At 37 weeks we went for our final scan, and we were told the worst news our baby was in heart failure. He had fluid around his heart, lungs and stomach and he was barely moving. We were told he had to be born today but that he wasn’t going to survive. Our hearts were broken, we had come so far, and we were going to lose him.  I was quickly wheeled into theatre and at 4.51pm our beautiful baby boy was born in better condition than the doctors could have imagined. He was breathing by himself for a good hour before he was put on a ventilator. He was perfect.

After 9 days in St. George’s hospital Max was transferred to The Royal Brompton hospital and the journey began. Max was very unwell and needed surgery, but we had a problem, doctors didn’t think that surgery was an option for him and suggested we put him into a hospice and withdraw his care. We sought second opinions from other hospitals and after a lot of fighting we finally met the most amazing surgeon. He told us that it was risky, and the survival rate was 10% but he believed that he could give Maximus a chance of life.

After 12 long hours of not knowing if our baby would be coming back to us, he came up from theatre and he looked beautiful. His surgeon had worked a miracle and had proved everyone wrong.

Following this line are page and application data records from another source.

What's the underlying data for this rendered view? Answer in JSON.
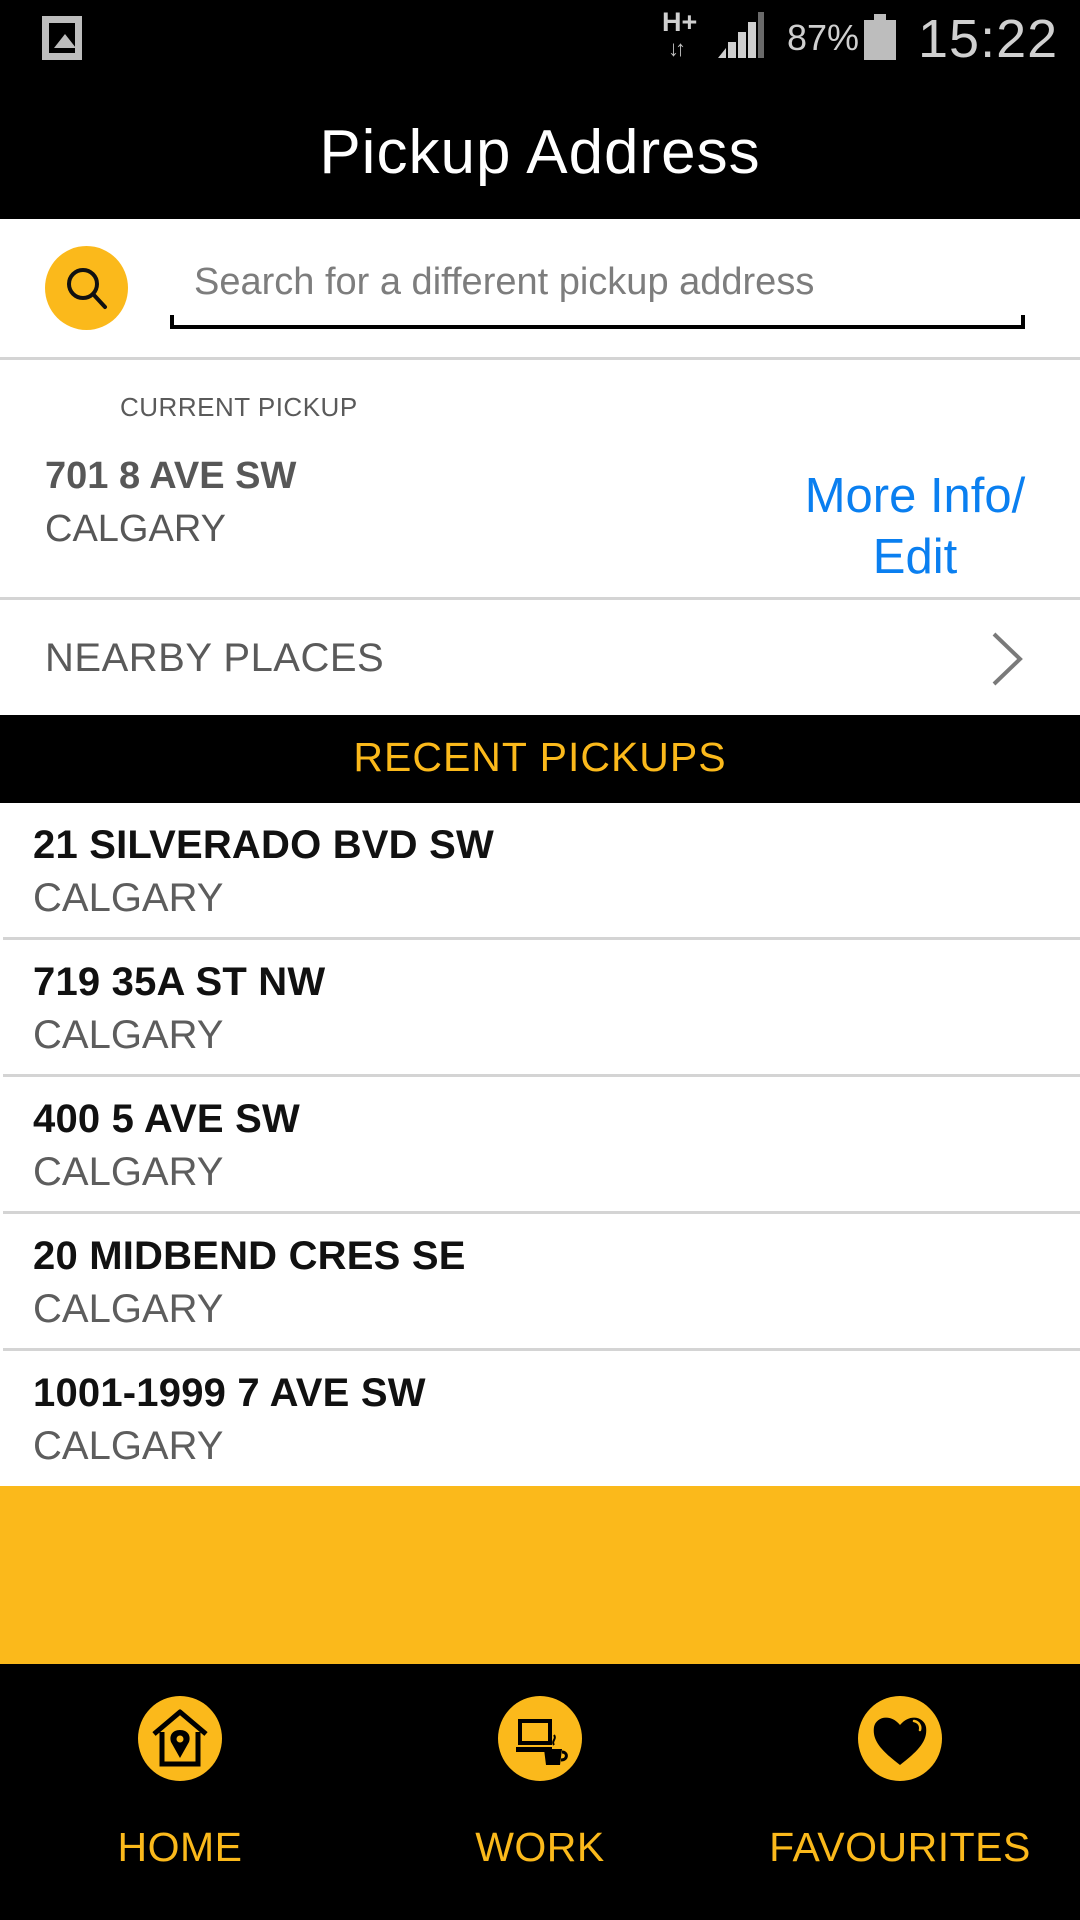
{
  "status_bar": {
    "network": "H+",
    "battery_percent": "87%",
    "time": "15:22"
  },
  "header": {
    "title": "Pickup Address"
  },
  "search": {
    "placeholder": "Search for a different pickup address",
    "value": ""
  },
  "current_pickup": {
    "label": "CURRENT PICKUP",
    "address": "701 8 AVE SW",
    "city": "CALGARY",
    "more_info_line1": "More Info/",
    "more_info_line2": "Edit"
  },
  "nearby": {
    "label": "NEARBY PLACES"
  },
  "recent": {
    "title": "RECENT PICKUPS",
    "items": [
      {
        "street": "21 SILVERADO BVD SW",
        "city": "CALGARY"
      },
      {
        "street": "719 35A ST NW",
        "city": "CALGARY"
      },
      {
        "street": "400 5 AVE SW",
        "city": "CALGARY"
      },
      {
        "street": "20 MIDBEND CRES SE",
        "city": "CALGARY"
      },
      {
        "street": "1001-1999 7 AVE SW",
        "city": "CALGARY"
      }
    ]
  },
  "bottom_nav": {
    "items": [
      {
        "label": "HOME",
        "icon": "home-pin-icon"
      },
      {
        "label": "WORK",
        "icon": "laptop-coffee-icon"
      },
      {
        "label": "FAVOURITES",
        "icon": "heart-icon"
      }
    ]
  },
  "colors": {
    "accent_yellow": "#fbb91b",
    "link_blue": "#0a7ff0",
    "header_bg": "#000000"
  }
}
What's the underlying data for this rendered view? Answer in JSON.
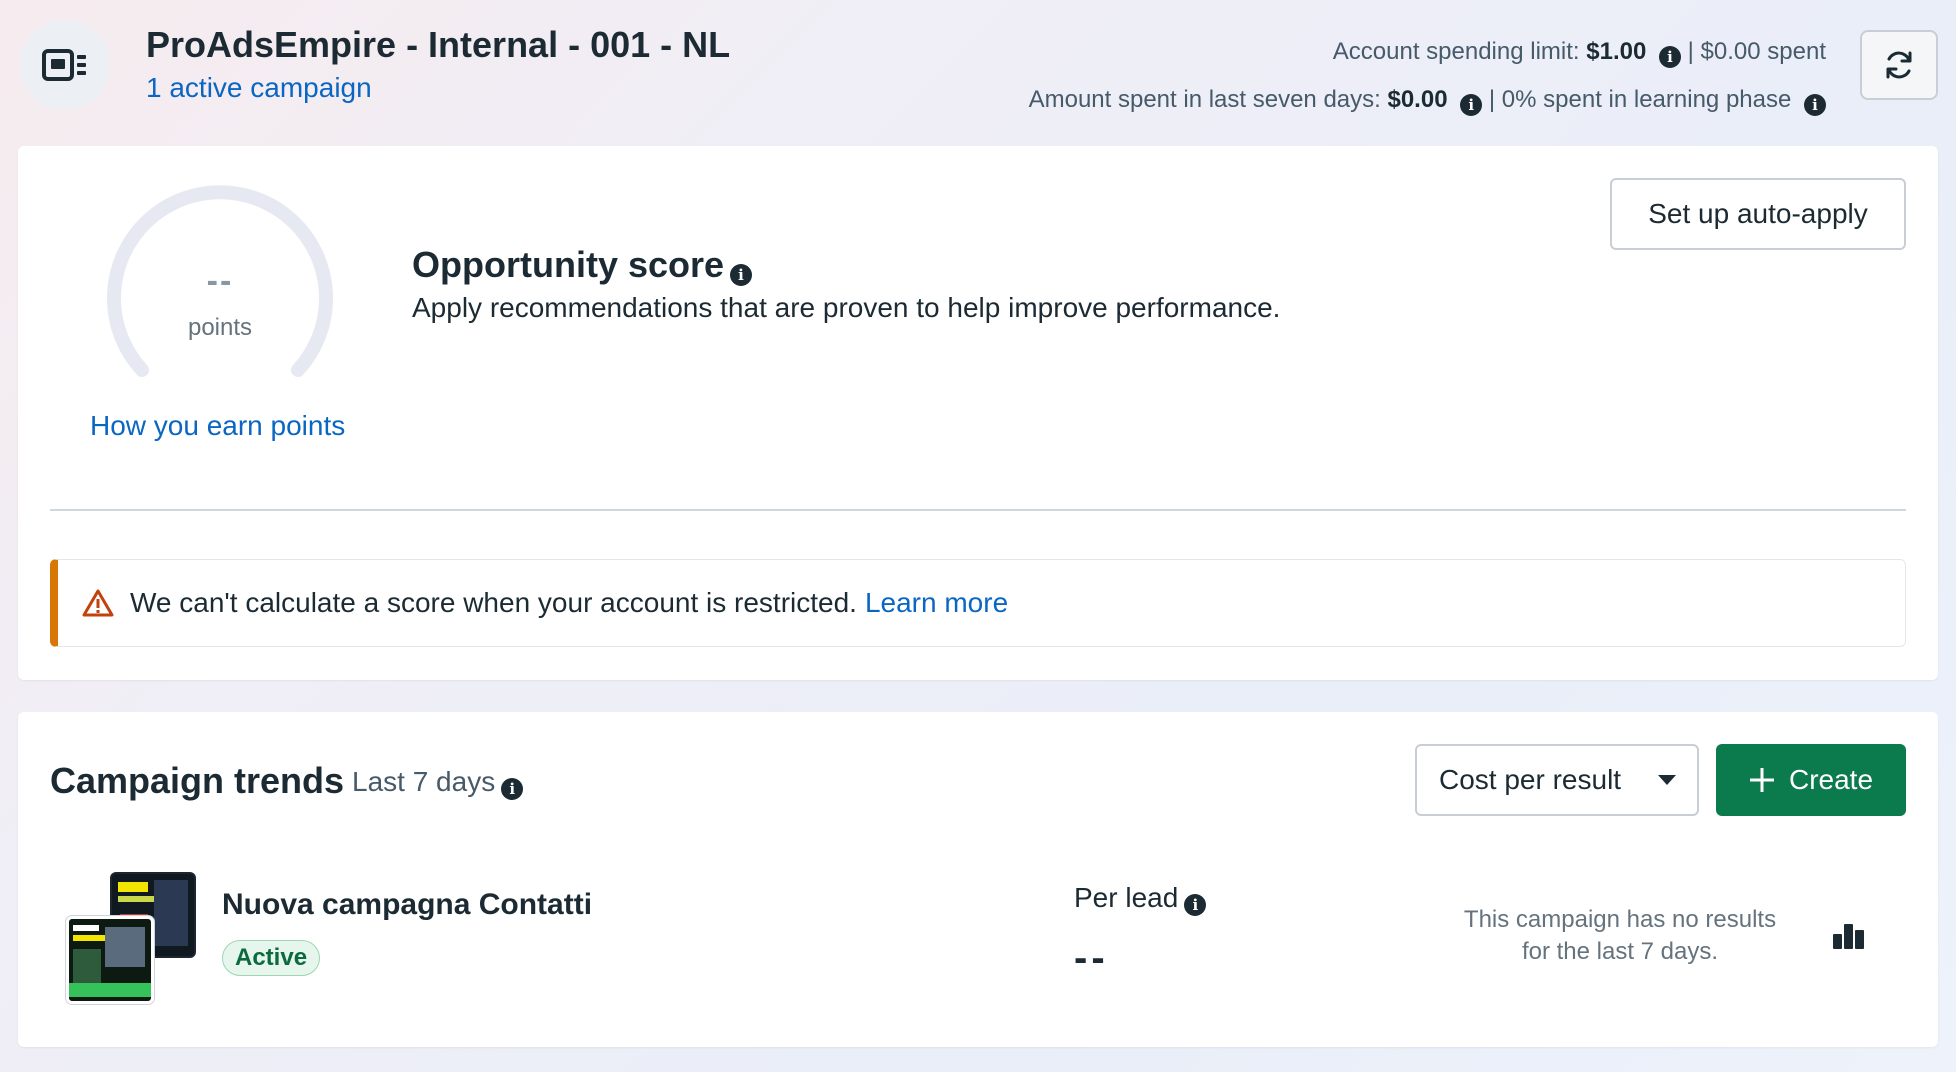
{
  "header": {
    "account_name": "ProAdsEmpire - Internal - 001 - NL",
    "active_campaigns": "1 active campaign",
    "spending_limit_label": "Account spending limit:",
    "spending_limit_value": "$1.00",
    "spent_text": "| $0.00 spent",
    "seven_days_label": "Amount spent in last seven days:",
    "seven_days_value": "$0.00",
    "learning_phase_text": "| 0% spent in learning phase",
    "icons": {
      "account": "ad-account-icon",
      "refresh": "refresh-icon",
      "info": "info-icon"
    }
  },
  "opportunity": {
    "score_value": "--",
    "score_unit": "points",
    "earn_link": "How you earn points",
    "title": "Opportunity score",
    "description": "Apply recommendations that are proven to help improve performance.",
    "auto_apply_label": "Set up auto-apply",
    "alert_text": "We can't calculate a score when your account is restricted.",
    "alert_link": "Learn more",
    "alert_icon": "warning-triangle-icon"
  },
  "trends": {
    "title": "Campaign trends",
    "range": "Last 7 days",
    "metric_selected": "Cost per result",
    "create_label": "Create",
    "campaign": {
      "name": "Nuova campagna Contatti",
      "status": "Active",
      "metric_label": "Per lead",
      "metric_value": "--",
      "no_results_line1": "This campaign has no results",
      "no_results_line2": "for the last 7 days."
    }
  },
  "colors": {
    "link": "#0a66c2",
    "create_button": "#0b7a4d",
    "alert_accent": "#d97706",
    "active_badge_bg": "#e6f6ec",
    "active_badge_text": "#0b6b3f"
  }
}
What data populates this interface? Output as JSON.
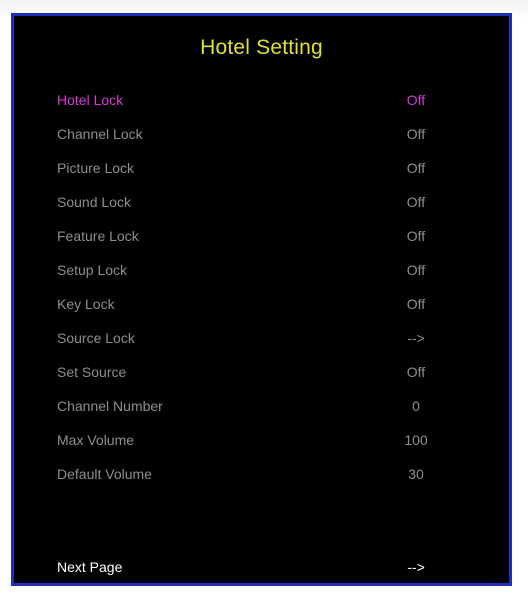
{
  "title": "Hotel Setting",
  "colors": {
    "frame_border": "#1f2fb8",
    "background": "#000000",
    "title": "#e0e030",
    "active_item": "#d63ad6",
    "item": "#8e8e8e",
    "next_item": "#ffffff"
  },
  "items": [
    {
      "label": "Hotel Lock",
      "value": "Off",
      "selected": true
    },
    {
      "label": "Channel Lock",
      "value": "Off"
    },
    {
      "label": "Picture Lock",
      "value": "Off"
    },
    {
      "label": "Sound Lock",
      "value": "Off"
    },
    {
      "label": "Feature Lock",
      "value": "Off"
    },
    {
      "label": "Setup Lock",
      "value": "Off"
    },
    {
      "label": "Key Lock",
      "value": "Off"
    },
    {
      "label": "Source Lock",
      "value": "-->"
    },
    {
      "label": "Set Source",
      "value": "Off"
    },
    {
      "label": "Channel Number",
      "value": "0"
    },
    {
      "label": "Max Volume",
      "value": "100"
    },
    {
      "label": "Default Volume",
      "value": "30"
    }
  ],
  "next_page": {
    "label": "Next Page",
    "value": "-->"
  }
}
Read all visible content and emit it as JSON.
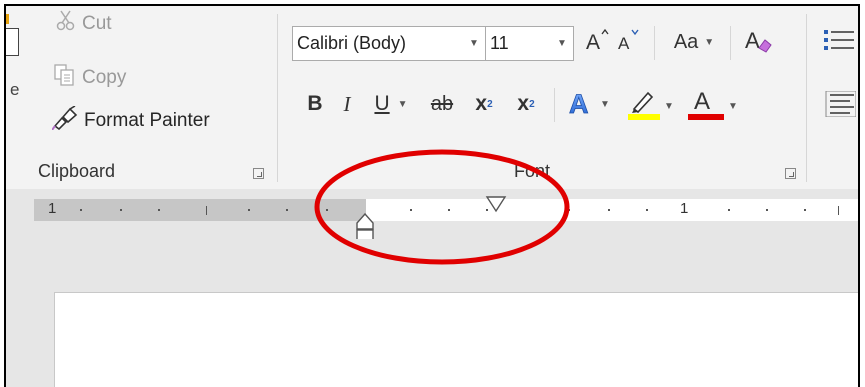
{
  "clipboard": {
    "cut_label": "Cut",
    "copy_label": "Copy",
    "format_painter_label": "Format Painter",
    "group_label": "Clipboard",
    "paste_fragment": "e"
  },
  "font": {
    "font_name": "Calibri (Body)",
    "font_size": "11",
    "change_case_label": "Aa",
    "group_label": "Font",
    "bold": "B",
    "italic": "I",
    "underline": "U",
    "strike": "ab",
    "subscript": "x",
    "superscript": "x"
  },
  "ruler": {
    "left_number": "1",
    "right_number": "1"
  },
  "colors": {
    "highlight": "#ffff00",
    "font_color": "#e00000",
    "annotation": "#e00000"
  }
}
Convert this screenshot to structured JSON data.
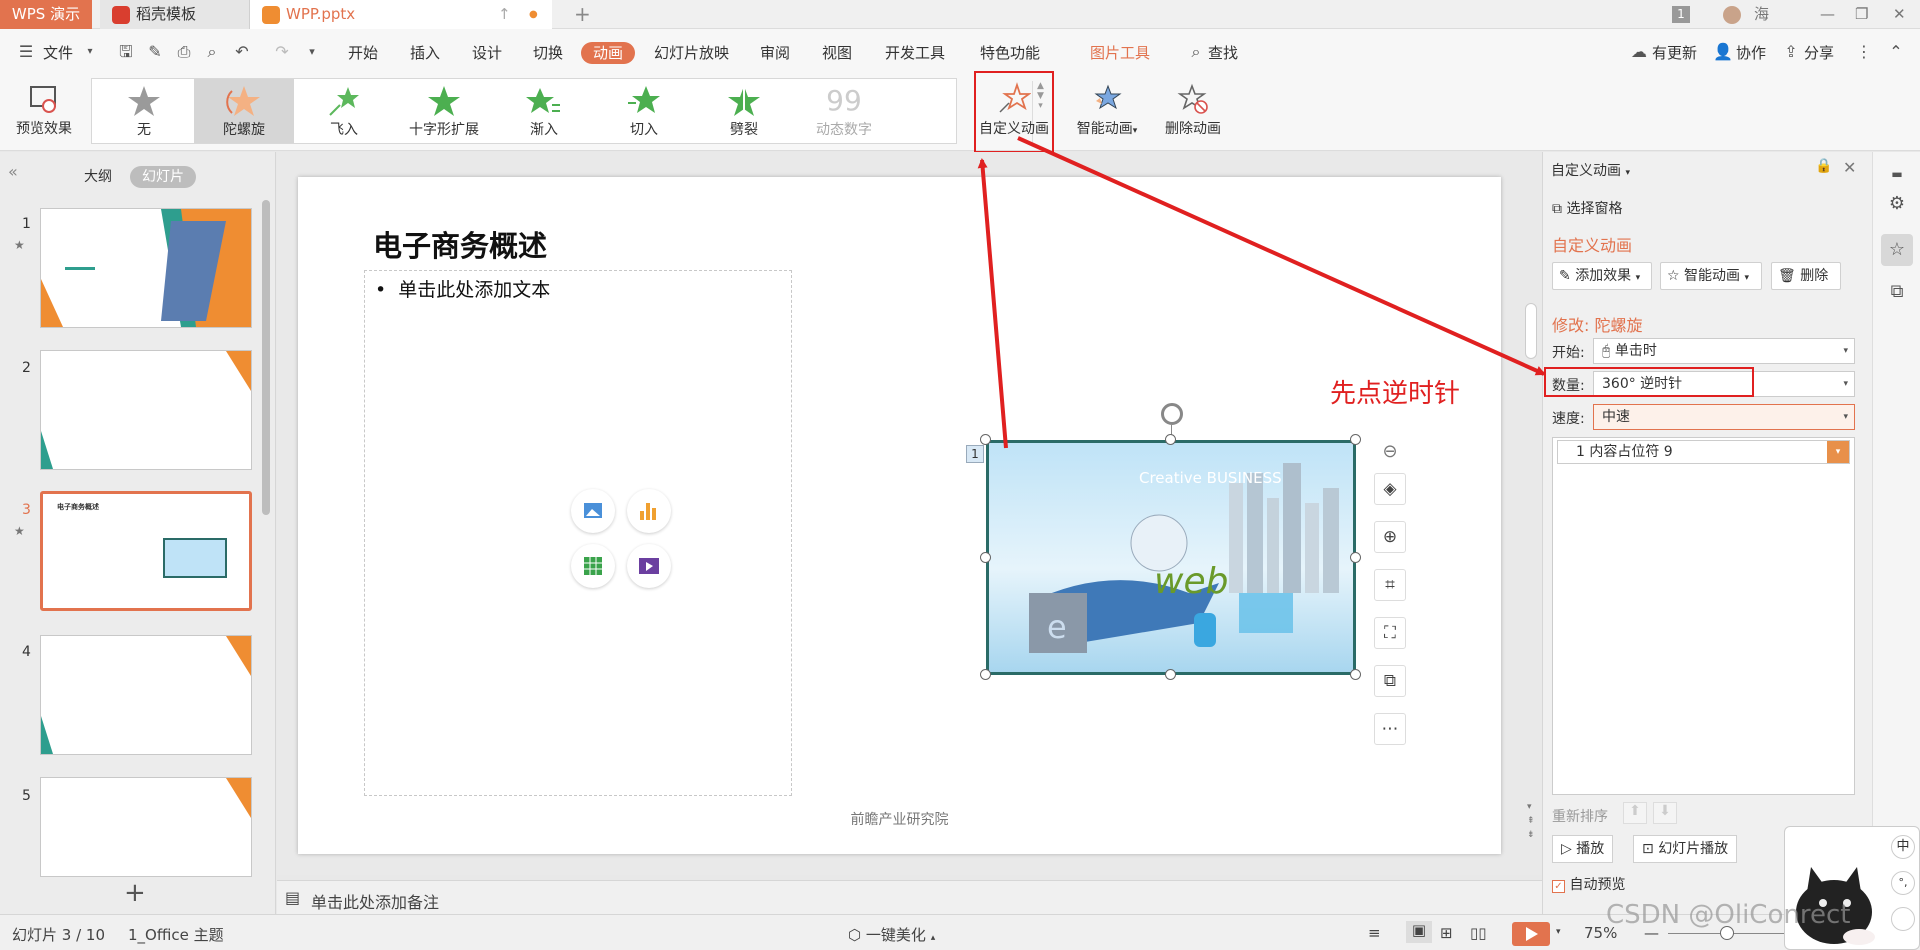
{
  "titlebar": {
    "app_tab": "WPS 演示",
    "tabs": [
      {
        "label": "稻壳模板"
      },
      {
        "label": "WPP.pptx"
      }
    ],
    "new_tab": "+",
    "badge": "1",
    "user_name": "海"
  },
  "menubar": {
    "file": "文件",
    "items": [
      "开始",
      "插入",
      "设计",
      "切换",
      "动画",
      "幻灯片放映",
      "审阅",
      "视图",
      "开发工具",
      "特色功能"
    ],
    "active": "动画",
    "picture_tools": "图片工具",
    "search": "查找",
    "right": {
      "update": "有更新",
      "collab": "协作",
      "share": "分享"
    }
  },
  "ribbon": {
    "preview": "预览效果",
    "gallery": [
      "无",
      "陀螺旋",
      "飞入",
      "十字形扩展",
      "渐入",
      "切入",
      "劈裂",
      "动态数字"
    ],
    "selected": "陀螺旋",
    "custom_anim": "自定义动画",
    "smart_anim": "智能动画",
    "delete_anim": "删除动画"
  },
  "leftpanel": {
    "tab_outline": "大纲",
    "tab_slides": "幻灯片",
    "slide_numbers": [
      "1",
      "2",
      "3",
      "4",
      "5"
    ],
    "selected_slide": "3",
    "thumb3_title": "电子商务概述",
    "add": "+"
  },
  "slide": {
    "title": "电子商务概述",
    "content_placeholder": "单击此处添加文本",
    "footer": "前瞻产业研究院",
    "image_badge": "1",
    "image_text_brand": "Creative BUSINESS",
    "image_text_web": "web",
    "image_text_e": "e"
  },
  "annotation": {
    "text": "先点逆时针",
    "color": "#e02020"
  },
  "notes": {
    "placeholder": "单击此处添加备注"
  },
  "rightpanel": {
    "title": "自定义动画",
    "select_pane": "选择窗格",
    "section": "自定义动画",
    "add_effect": "添加效果",
    "smart_anim": "智能动画",
    "delete": "删除",
    "modify": "修改: 陀螺旋",
    "start_label": "开始:",
    "start_value": "单击时",
    "qty_label": "数量:",
    "qty_value": "360° 逆时针",
    "speed_label": "速度:",
    "speed_value": "中速",
    "list_item": "1   内容占位符 9",
    "reorder": "重新排序",
    "play": "播放",
    "slideshow": "幻灯片播放",
    "auto_preview": "自动预览"
  },
  "statusbar": {
    "slide_pos": "幻灯片 3 / 10",
    "theme": "1_Office 主题",
    "beautify": "一键美化",
    "zoom": "75%"
  },
  "watermark": "CSDN @OliConrect",
  "ime": {
    "mode": "中",
    "punct": "°,"
  },
  "colors": {
    "accent": "#e2734e",
    "annotation_red": "#e02020"
  }
}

All In all, Max spent 7 months of his life in intensive care at The Royal Brompton hospital. It wasn’t easy he had countless surgeries from liver to tracheostomies and a horrifying weekend of cardiac arrests. After a long 7 months he was finally ready to be transferred to our local hospital and the transition to coming home began. He can home for the first ever time, for just the day, on Christmas Day.  It all happened so quickly that we had no Christmas tree or Christmas dinner. We didn’t care we had all we needed being at home – our baby, with no nurses, just us. He finally came home properly in January, and we were finally complete.

Seven years on we have the most amazing boy.  We were told so many times Maximus wouldn’t lead a normal life; he would always be tired, never eat by himself, never go to school. We have quite the opposite child, one who is up at 4am most days, eats like there is no tomorrow and loves going to school.

Being a heart mum is my superpower.  I never in a million years knew I had this much fight in me. It’s given me such a different perspective on life, and I appreciate things so much more. Is it hard at times? Yes, having to make life or death choices without knowing if it’s the right thing to do. Sitting for endless hours in A&E and being away from home for weeks, sometimes months, during a hospital admission. Seeing your child in pain and wanting to take it all away. But for my son I will do it time and time again. I am so proud to be his mum and without him I wouldn’t be who I am today.

Stacey and Maximus's gallery